:: PROBLEM ::
Take from the material every line that contains the word "data".

:: TASK INPUTS ::

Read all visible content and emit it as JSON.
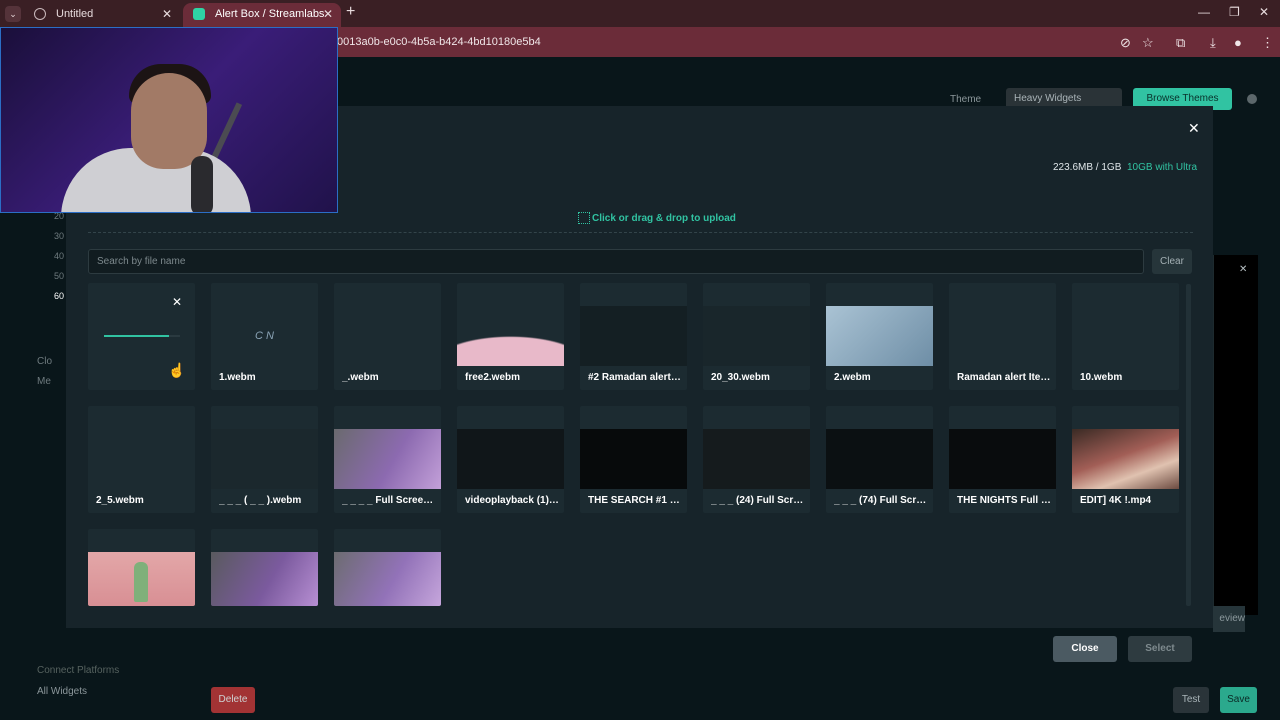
{
  "browser": {
    "tabs": [
      {
        "title": "Untitled",
        "close": "✕"
      },
      {
        "title": "Alert Box / Streamlabs",
        "close": "✕"
      }
    ],
    "new_tab": "+",
    "url": "0013a0b-e0c0-4b5a-b424-4bd10180e5b4"
  },
  "background_page": {
    "theme_label": "Theme",
    "theme_value": "Heavy Widgets",
    "browse_themes": "Browse Themes",
    "numbers": [
      "20",
      "30",
      "40",
      "50",
      "60"
    ],
    "side_clo": "Clo",
    "side_me": "Me",
    "connect_platforms": "Connect Platforms",
    "all_widgets": "All Widgets",
    "review": "eview",
    "delete": "Delete",
    "test": "Test",
    "save": "Save"
  },
  "modal": {
    "close_icon": "✕",
    "storage_used": "223.6MB / 1GB",
    "storage_upgrade": "10GB with Ultra",
    "upload_label": "Click or drag & drop to upload",
    "search_placeholder": "Search by file name",
    "clear_label": "Clear",
    "upload_progress": 0.85,
    "files": [
      {
        "name": "1.webm"
      },
      {
        "name": "_.webm"
      },
      {
        "name": "free2.webm"
      },
      {
        "name": "#2 Ramadan alert w..."
      },
      {
        "name": "20_30.webm"
      },
      {
        "name": "2.webm"
      },
      {
        "name": "Ramadan alert Item..."
      },
      {
        "name": "10.webm"
      },
      {
        "name": "2_5.webm"
      },
      {
        "name": "_ _ _ ( _ _ ).webm"
      },
      {
        "name": "_ _ _ _ Full Screen Al..."
      },
      {
        "name": "videoplayback (1)...."
      },
      {
        "name": "THE SEARCH #1 [A..."
      },
      {
        "name": "_ _ _ (24) Full Scree..."
      },
      {
        "name": "_ _ _ (74) Full Scree..."
      },
      {
        "name": "THE NIGHTS Full Sc..."
      },
      {
        "name": "EDIT] 4K !.mp4"
      }
    ],
    "close_button": "Close",
    "select_button": "Select"
  }
}
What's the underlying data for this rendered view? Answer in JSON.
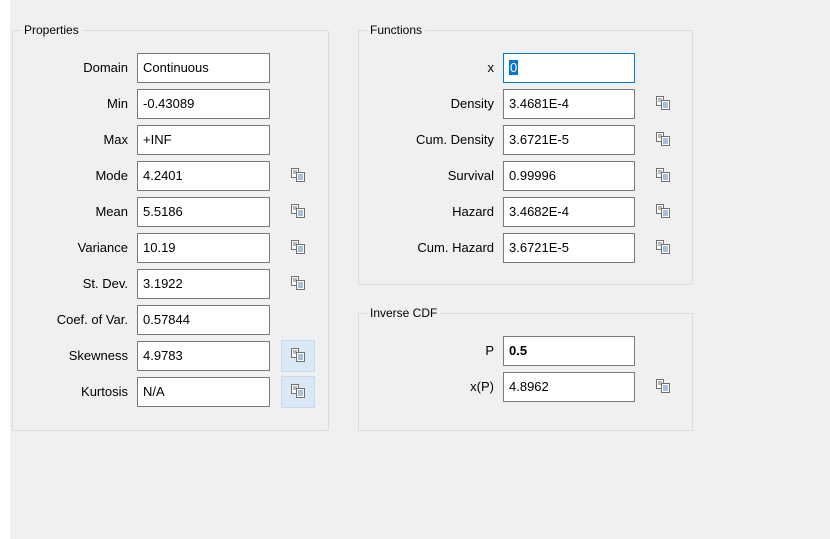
{
  "properties": {
    "title": "Properties",
    "rows": [
      {
        "label": "Domain",
        "value": "Continuous"
      },
      {
        "label": "Min",
        "value": "-0.43089"
      },
      {
        "label": "Max",
        "value": "+INF"
      },
      {
        "label": "Mode",
        "value": "4.2401",
        "copy": true
      },
      {
        "label": "Mean",
        "value": "5.5186",
        "copy": true
      },
      {
        "label": "Variance",
        "value": "10.19",
        "copy": true
      },
      {
        "label": "St. Dev.",
        "value": "3.1922",
        "copy": true
      },
      {
        "label": "Coef. of Var.",
        "value": "0.57844"
      },
      {
        "label": "Skewness",
        "value": "4.9783",
        "copy": true,
        "highlighted": true
      },
      {
        "label": "Kurtosis",
        "value": "N/A",
        "copy": true,
        "highlighted": true
      }
    ]
  },
  "functions": {
    "title": "Functions",
    "rows": [
      {
        "label": "x",
        "value": "0",
        "focused": true
      },
      {
        "label": "Density",
        "value": "3.4681E-4",
        "copy": true
      },
      {
        "label": "Cum. Density",
        "value": "3.6721E-5",
        "copy": true
      },
      {
        "label": "Survival",
        "value": "0.99996",
        "copy": true
      },
      {
        "label": "Hazard",
        "value": "3.4682E-4",
        "copy": true
      },
      {
        "label": "Cum. Hazard",
        "value": "3.6721E-5",
        "copy": true
      }
    ]
  },
  "inverse_cdf": {
    "title": "Inverse CDF",
    "rows": [
      {
        "label": "P",
        "value": "0.5",
        "bold": true
      },
      {
        "label": "x(P)",
        "value": "4.8962",
        "copy": true
      }
    ]
  },
  "icons": {
    "copy": "copy-icon"
  },
  "colors": {
    "background": "#f0f0f0",
    "focus": "#0078d7",
    "button_highlight": "#dbe9f7"
  }
}
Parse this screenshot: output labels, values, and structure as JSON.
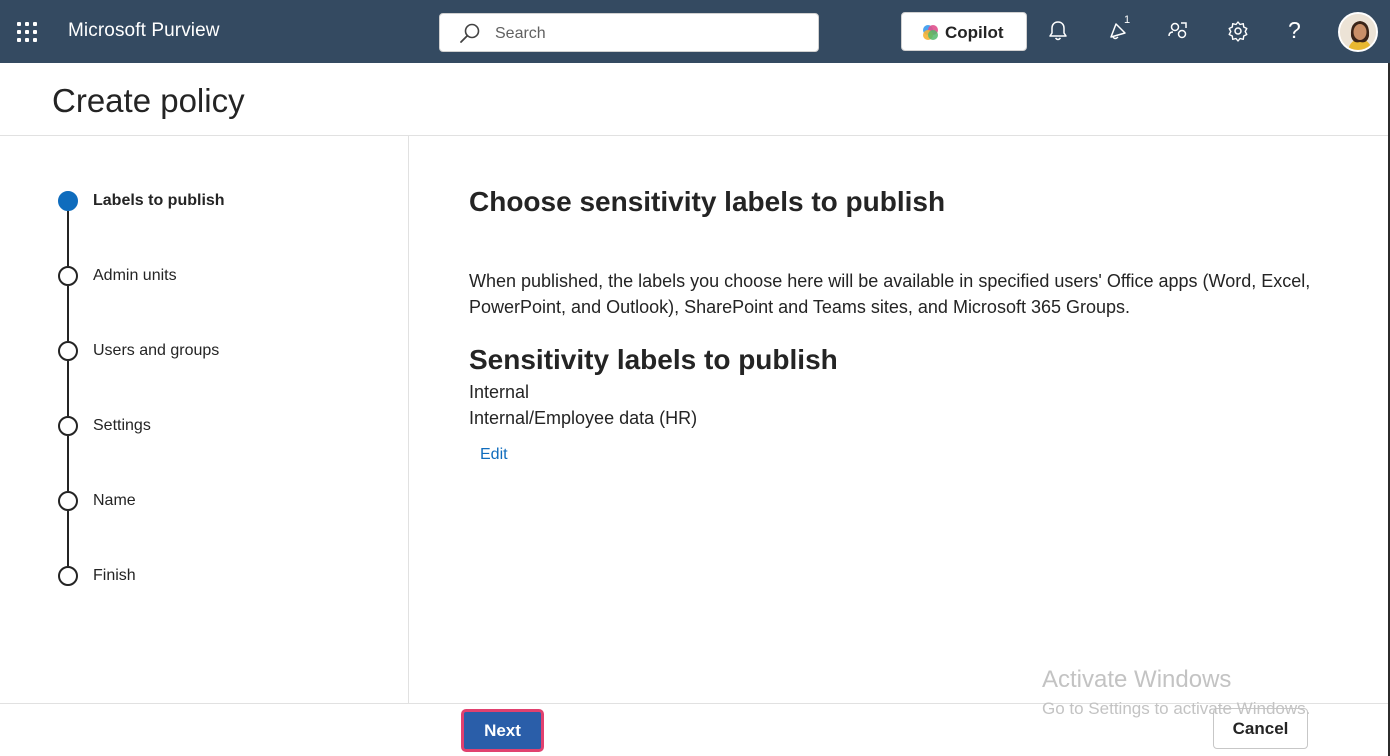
{
  "topbar": {
    "app_title": "Microsoft Purview",
    "search_placeholder": "Search",
    "copilot_label": "Copilot",
    "notification_badge": "1",
    "help_glyph": "?",
    "icons": [
      "app-launcher-icon",
      "search-icon",
      "copilot-icon",
      "bell-icon",
      "whats-new-icon",
      "feedback-icon",
      "gear-icon",
      "help-icon",
      "avatar"
    ],
    "background_color": "#344a61"
  },
  "header": {
    "title": "Create policy"
  },
  "steps": [
    {
      "label": "Labels to publish",
      "active": true
    },
    {
      "label": "Admin units",
      "active": false
    },
    {
      "label": "Users and groups",
      "active": false
    },
    {
      "label": "Settings",
      "active": false
    },
    {
      "label": "Name",
      "active": false
    },
    {
      "label": "Finish",
      "active": false
    }
  ],
  "main": {
    "heading": "Choose sensitivity labels to publish",
    "description": "When published, the labels you choose here will be available in specified users' Office apps (Word, Excel, PowerPoint, and Outlook), SharePoint and Teams sites, and Microsoft 365 Groups.",
    "subheading": "Sensitivity labels to publish",
    "labels": [
      "Internal",
      "Internal/Employee data (HR)"
    ],
    "edit_link": "Edit"
  },
  "footer": {
    "next_label": "Next",
    "cancel_label": "Cancel",
    "accent_color": "#2a5ea9",
    "highlight_color": "#e1416f"
  },
  "watermark": {
    "title": "Activate Windows",
    "subtitle": "Go to Settings to activate Windows."
  }
}
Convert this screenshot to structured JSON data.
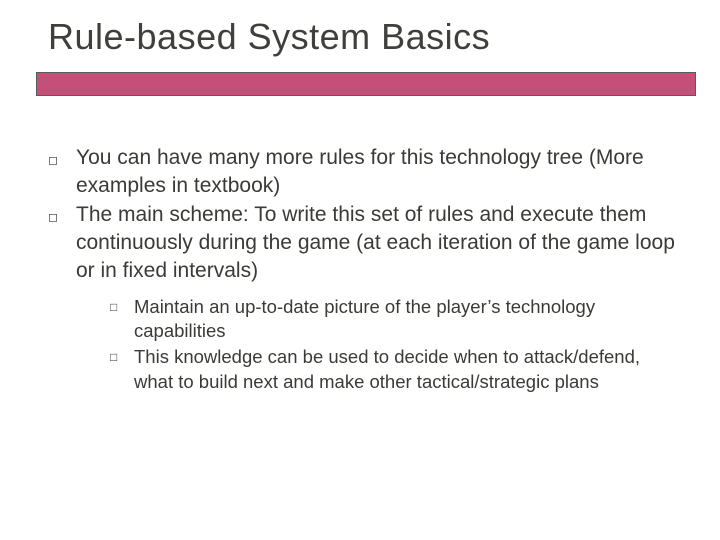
{
  "title": "Rule-based System Basics",
  "bullets": {
    "b0": "You can have many more rules for this technology tree (More examples in textbook)",
    "b1": "The main scheme: To write this set of rules and execute them continuously during the game (at each iteration of the game loop or in fixed intervals)",
    "b1_sub": {
      "s0": "Maintain an up-to-date picture of the player’s technology capabilities",
      "s1": "This knowledge can be used to decide when to attack/defend, what to build next and make other tactical/strategic plans"
    }
  }
}
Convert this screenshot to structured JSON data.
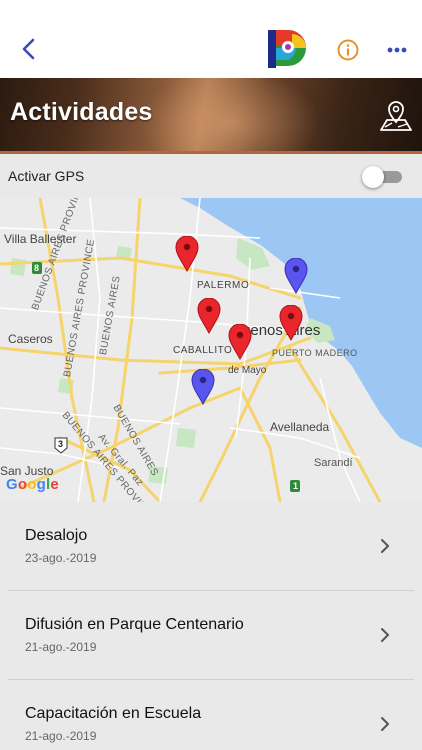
{
  "navbar": {
    "back_icon": "chevron-left-icon",
    "logo_icon": "app-logo-icon",
    "info_icon": "info-circle-icon",
    "more_icon": "more-horizontal-icon",
    "accent_blue": "#3a4bb5",
    "accent_orange": "#e8932a"
  },
  "banner": {
    "title": "Actividades",
    "map_icon": "map-pin-icon"
  },
  "gps": {
    "label": "Activar GPS",
    "enabled": false
  },
  "map": {
    "labels": {
      "villa_ballester": "Villa Ballester",
      "palermo": "PALERMO",
      "buenos_aires": "Buenos Aires",
      "caseros": "Caseros",
      "caballito": "CABALLITO",
      "puerto_madero": "PUERTO MADERO",
      "de_mayo": "de Mayo",
      "avellaneda": "Avellaneda",
      "sarandi": "Sarandí",
      "san_justo": "San Justo",
      "bap1": "BUENOS AIRES PROVINCE",
      "bap2": "BUENOS AIRES",
      "bap3": "BUENOS AIRES PROVINCE",
      "bap4": "BUENOS AIRES",
      "bap5": "BUENOS AIRES PROVINCE",
      "gral_paz": "Av. Gral. Paz",
      "route8": "8",
      "route3": "3",
      "route1": "1",
      "google": "Google"
    },
    "markers": [
      {
        "color": "#e8262b",
        "kind": "red"
      },
      {
        "color": "#5b55f0",
        "kind": "blue"
      },
      {
        "color": "#e8262b",
        "kind": "red"
      },
      {
        "color": "#e8262b",
        "kind": "red"
      },
      {
        "color": "#e8262b",
        "kind": "red"
      },
      {
        "color": "#5b55f0",
        "kind": "blue"
      }
    ]
  },
  "activities": [
    {
      "title": "Desalojo",
      "date": "23-ago.-2019"
    },
    {
      "title": "Difusión en Parque Centenario",
      "date": "21-ago.-2019"
    },
    {
      "title": "Capacitación en Escuela",
      "date": "21-ago.-2019"
    }
  ]
}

:: RESPONSE AREA ::
What's the underlying data for this rendered view? Answer in JSON.
      "Internal/Employee data (HR)"
Convert this screenshot to structured JSON data.
Convert this screenshot to structured JSON data.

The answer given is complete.